Captain Carl Cook, a 27-year veteran with the Birmingham, AL Fire and Rescue Service, died of a heart attack Friday. The 55-year-old firefighter was completing an annual physical test, which simulates tasks firefighters perform on the fire scene, when he complained of shortness of breath and chest pain.

According to Public Information Officer Captain C.W. Mardis, firefighters on the scene began immediate assistance for Cook and he was transported by ALS to Baptist Medical Center, Princeton Hospital in Birmingham where he was pronounced dead. Cook had recently returned to duty with his doctor's clearance after care for a heart condition.

Mardis said Cooks was one of the first African-American firefighters hired in Birmingham.

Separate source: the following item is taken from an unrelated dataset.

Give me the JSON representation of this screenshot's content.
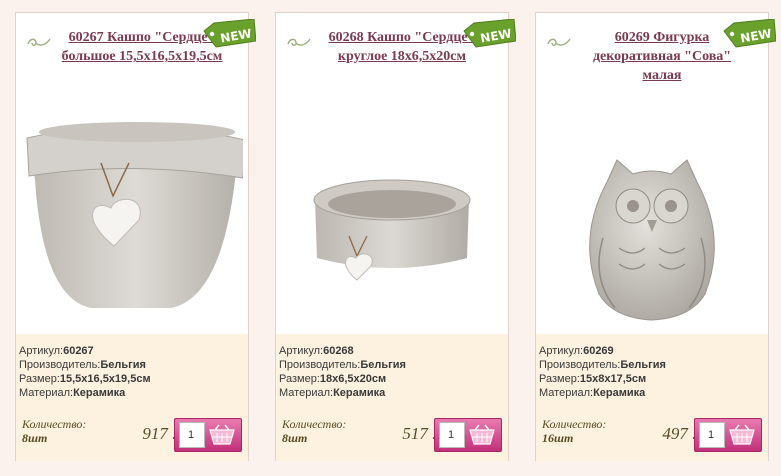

In that capacity he became a national leader for social change testifying before the U.S. Senate on affirmative action and becoming one of the founders of the Birmingham Professional Firefighters Association.

Mardis said he was well respected and well loved in the community where he worked with his church and the Elks of Birmingham. "He livened up the room when he walked in. He always had a smile on his face and a kind word for everyone."

Cook was currently serving as Captain of Station 29. One of his latest assignments had been as an arson investigator for five years.

Cook is survived by his wife Olinda and adult son Carl Jr. Tentative arrangements for the funeral were being planned for Wednesday. All the details including memorials are still to be decided and Firehouse.Com News will post the information when it becomes available.

Birmingham Fire Rescue Service has 688 personnel in 30 stations. They run EMS transport with 17 units and protect the metro population of about 265,000.

Funeral Services were held at 1:00 p.m. on June 18 at Mount Pilgrim Baptist Church.

A Capt. Carl Cook Memorial fund has been established. Donations can be sent to:

Capt. Carl Cook Memorial
c/o Birmingham Professional Firefighters Association
P.O. Box 55804
Birmingham, AL 35255